Health Highlights: Jan. 30, 2017
Insulin Makers Conspired to Raise Prices: Lawsuit Dutch Government Launches Birth Control Fund for Women in Developing Nations
Here are some of the latest health and medical news developments, compiled by the editors of HealthDay:
Insulin Makers Conspired to Raise Prices: Lawsuit
Three makers of insulin conspired to boost the prices of the lifesaving diabetes drug, according to a lawsuit filed Monday in federal court in Massachusetts.
A recent study in the Journal of the American Medical Association said the price of insulin nearly tripled between 2002 and 2013, and three manufacturers -- Sanofi, Novo Nordisk and Eil Lilly -- have raised the list prices of their insulin in near unison, The New York Times reported.
The price increases have triggered anger among patient groups and doctors, who say the rising cost of insulin appears to have little to do with higher production costs.

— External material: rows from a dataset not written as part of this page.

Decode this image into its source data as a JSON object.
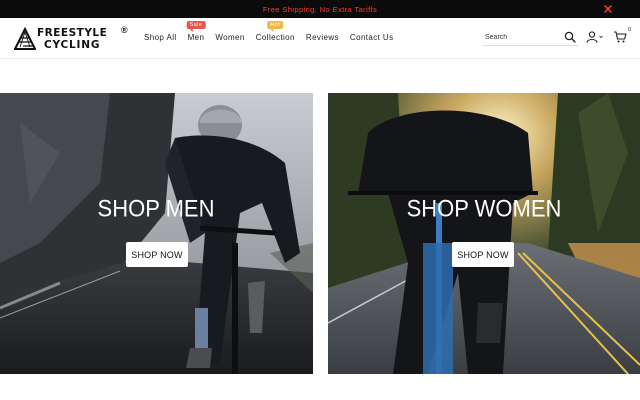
{
  "announcement": {
    "text": "Free Shipping, No Extra Tariffs",
    "text_color": "#ff3b30",
    "background": "#0b0b0b",
    "close_icon": "close-icon"
  },
  "brand": {
    "line1": "FREESTYLE",
    "line2": "CYCLING",
    "registered": "®"
  },
  "nav": {
    "items": [
      {
        "label": "Shop All"
      },
      {
        "label": "Men",
        "badge": "Sale"
      },
      {
        "label": "Women"
      },
      {
        "label": "Collection",
        "badge": "Hot"
      },
      {
        "label": "Reviews"
      },
      {
        "label": "Contact Us"
      }
    ],
    "badge_colors": {
      "sale": "#e8584a",
      "hot": "#f0b84a"
    }
  },
  "header_actions": {
    "search_placeholder": "Search",
    "search_icon": "search-icon",
    "account_icon": "user-icon",
    "cart_icon": "cart-icon",
    "cart_count": "0"
  },
  "banners": [
    {
      "title": "SHOP MEN",
      "cta": "SHOP NOW"
    },
    {
      "title": "SHOP WOMEN",
      "cta": "SHOP NOW"
    }
  ]
}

"People who have to pay out of pocket for insulin are paying enormous prices, when they shouldn't be," Steve Berman, a lawyer for the patients, told The Times.
The lawsuits alleges that the three companies increased the list prices on their insulin in order to win favor with pharmacy benefit managers, who team with drug makers and health insurers to determine how a drug will be covered on a list of approved drugs.
While benefit managers are complicit, the lawsuit targets the drug makers because "they are playing the game, and they are the ones who publish the list price," Berman said.
Representatives for the three drug companies could not immediately be reached for comment, The Times reported.
The lawsuit includes several examples of diabetes patients who can't afford the up-to-$900 cost of their insulin and have resorted to using expired insulin or starving themselves to control their blood sugar.
Dutch Government Launches Birth Control Fund for Women in Developing Nations
The Dutch government has launched and made an initial $10.7 million contribution to an international fund to provide birth control, abortion and sex education for women in developing countries.
The move comes after U.S. President Donald Trump cut funding for such services, the Associated Press reported.
The fund is called "She Decides -- Global Fundraising Initiative" and will be managed by the Rutgers Foundation, an international sexual health and rights group based on the Netherlands.
The fund will "prevent women and girls being abandoned," Lilianne Ploumen, Holland's minister for foreign trade and development cooperation, said. "Because they, too, must be able to decide for themselves if they want children, with whom and when."
Trump reinstated a ban on U.S. funding to international groups that provide abortions or even just information about abortions. Since 1984, the ban has been implemented by Republican administrations and rescinded by Democratic ones. President Barack Obama last lifted it in 2009, the AP reported.